David Fincher has always been known as a director who is interested in *information*. Panic Room’s introductory one take shot, where the camera flies through the house so your awareness of the space, and how elements in the space relate to each other is a classical example of this. Another director who shares this fascination with information is Steven Soderbergh, though he’s less known for this. Ocean 8 and its sequels constantly hint at their inevitable twists, ever so slyly suggesting the possibility of being able to predict the twist, but of course you can’t.
Contagion, on the other hand, hides nothing. Released in 2011, Contagion depicts the outbreak of a global epidemic and the breakdown of social order as panic, fear and death set in. The film, stylistically, feels almost minimalist.
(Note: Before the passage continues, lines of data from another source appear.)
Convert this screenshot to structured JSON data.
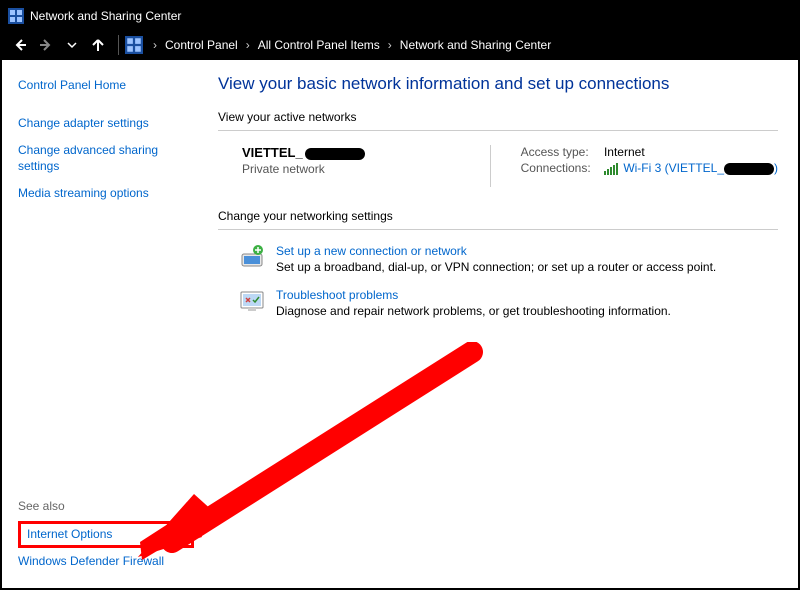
{
  "titlebar": {
    "title": "Network and Sharing Center"
  },
  "breadcrumb": {
    "items": [
      "Control Panel",
      "All Control Panel Items",
      "Network and Sharing Center"
    ]
  },
  "sidebar": {
    "home": "Control Panel Home",
    "links": {
      "adapter": "Change adapter settings",
      "advanced": "Change advanced sharing settings",
      "media": "Media streaming options"
    },
    "see_also_label": "See also",
    "see_also": {
      "internet_options": "Internet Options",
      "firewall": "Windows Defender Firewall"
    }
  },
  "main": {
    "heading": "View your basic network information and set up connections",
    "active_networks_title": "View your active networks",
    "network": {
      "name_prefix": "VIETTEL_",
      "type": "Private network",
      "access_label": "Access type:",
      "access_value": "Internet",
      "conn_label": "Connections:",
      "conn_link_prefix": "Wi-Fi 3 (VIETTEL_",
      "conn_link_suffix": ")"
    },
    "change_title": "Change your networking settings",
    "opt_setup": {
      "title": "Set up a new connection or network",
      "desc": "Set up a broadband, dial-up, or VPN connection; or set up a router or access point."
    },
    "opt_troubleshoot": {
      "title": "Troubleshoot problems",
      "desc": "Diagnose and repair network problems, or get troubleshooting information."
    }
  }
}
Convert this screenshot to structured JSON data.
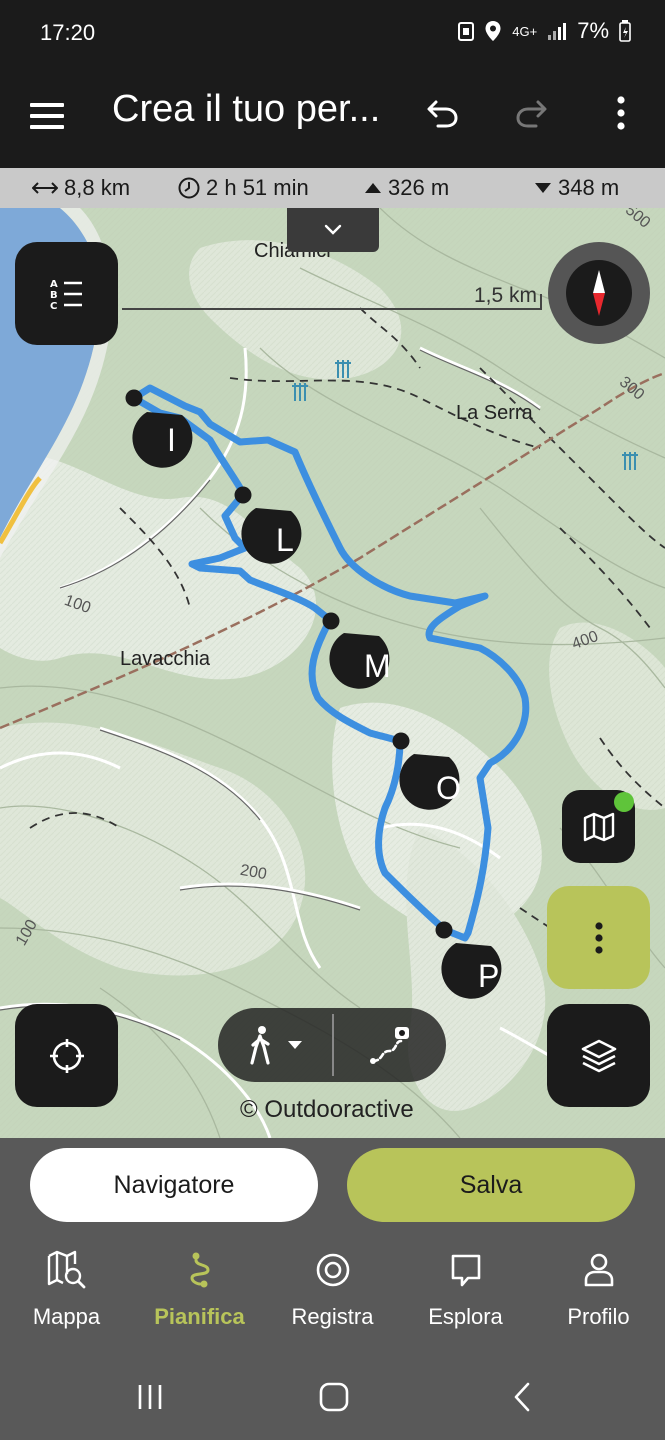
{
  "status": {
    "time": "17:20",
    "network": "4G+",
    "battery": "7%"
  },
  "app_bar": {
    "title": "Crea il tuo per...",
    "menu_icon": "hamburger-menu-icon",
    "undo_icon": "undo-icon",
    "redo_icon": "redo-icon",
    "more_icon": "more-vertical-icon"
  },
  "stats": {
    "distance": "8,8 km",
    "duration": "2 h 51 min",
    "ascent": "326 m",
    "descent": "348 m"
  },
  "map": {
    "scale": "1,5 km",
    "copyright": "© Outdooractive",
    "places": [
      "Chiamici",
      "La Serra",
      "Lavacchia"
    ],
    "contours": [
      "500",
      "300",
      "400",
      "100",
      "100",
      "200"
    ],
    "waypoints": [
      "I",
      "L",
      "M",
      "O",
      "P"
    ],
    "route_color": "#3d8fe0",
    "accent_color": "#b8c45a"
  },
  "actions": {
    "navigator_label": "Navigatore",
    "save_label": "Salva"
  },
  "bottom_nav": {
    "items": [
      {
        "label": "Mappa",
        "icon": "map-search-icon"
      },
      {
        "label": "Pianifica",
        "icon": "route-plan-icon",
        "active": true
      },
      {
        "label": "Registra",
        "icon": "record-icon"
      },
      {
        "label": "Esplora",
        "icon": "explore-icon"
      },
      {
        "label": "Profilo",
        "icon": "profile-icon"
      }
    ]
  }
}
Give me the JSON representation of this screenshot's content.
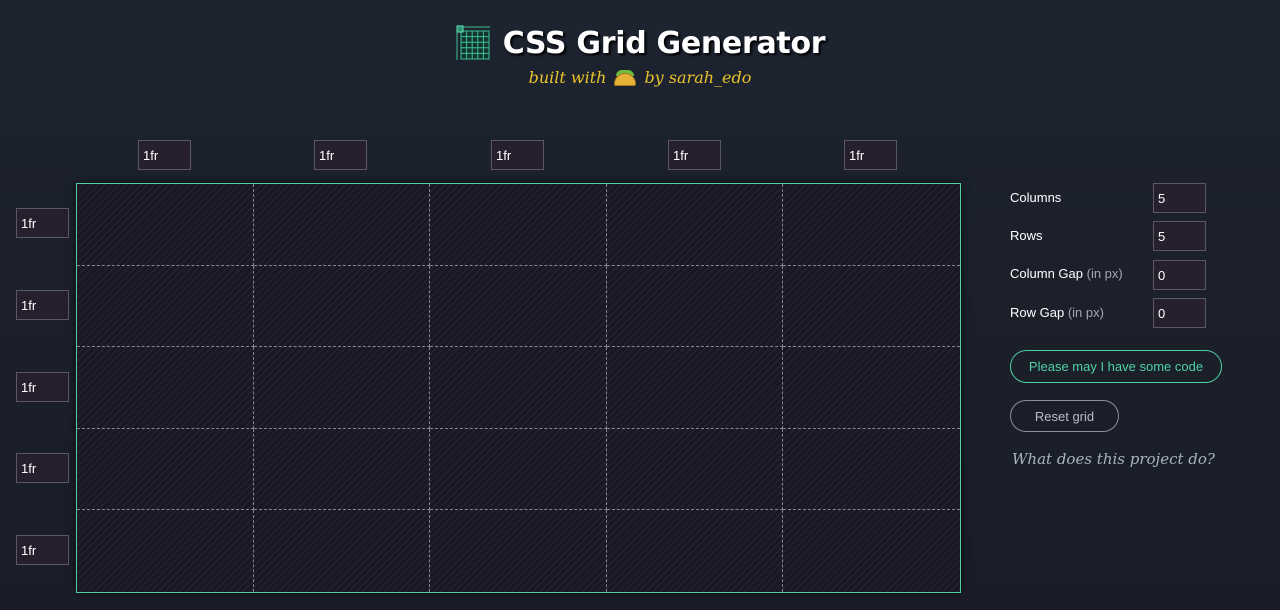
{
  "header": {
    "title": "CSS Grid Generator",
    "subtitle_prefix": "built with",
    "subtitle_icon": "taco-icon",
    "subtitle_suffix": "by sarah_edo"
  },
  "grid": {
    "columns": [
      "1fr",
      "1fr",
      "1fr",
      "1fr",
      "1fr"
    ],
    "rows": [
      "1fr",
      "1fr",
      "1fr",
      "1fr",
      "1fr"
    ],
    "accent_color": "#4fd1a5"
  },
  "controls": {
    "columns": {
      "label": "Columns",
      "value": "5"
    },
    "rows": {
      "label": "Rows",
      "value": "5"
    },
    "column_gap": {
      "label": "Column Gap",
      "hint": "(in px)",
      "value": "0"
    },
    "row_gap": {
      "label": "Row Gap",
      "hint": "(in px)",
      "value": "0"
    }
  },
  "buttons": {
    "code": "Please may I have some code",
    "reset": "Reset grid"
  },
  "about_link": "What does this project do?"
}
All information known to its characters is known to you, and the information is presented concretely without embellishment. It’s incredible how documentary-like the entire film is. Nothing about the film feels excessively embellished or unrealistic. Soderbergh has complete faith that you will find its subject matter, a global epidemic and the resulting social decay, inherently interesting.
And it is. This is not a character drama, per se. There are characters and they are vividly portrayed with their own fears and anxieties, but there is no real protagonist and the film frequently shows them to us with a detached eye. The central focus is not the characters. They are, like the symptoms of a disease, indicators of the failing organs of societal infrastructure. The characters, and their manifold positions throughout the world and society, allows us a comprehensive systemic understanding of how the epidemic erodes order.
That’s what makes Contagion incredibly fascinating. It’s a film that’s not about individuals or personal narratives. It’s a film about systems. It’s a film about infrastructures. It’s a linear medium depicting non-linear dynamics and mechanisms.
(Wait that’s supposed to be what videogames are good at!)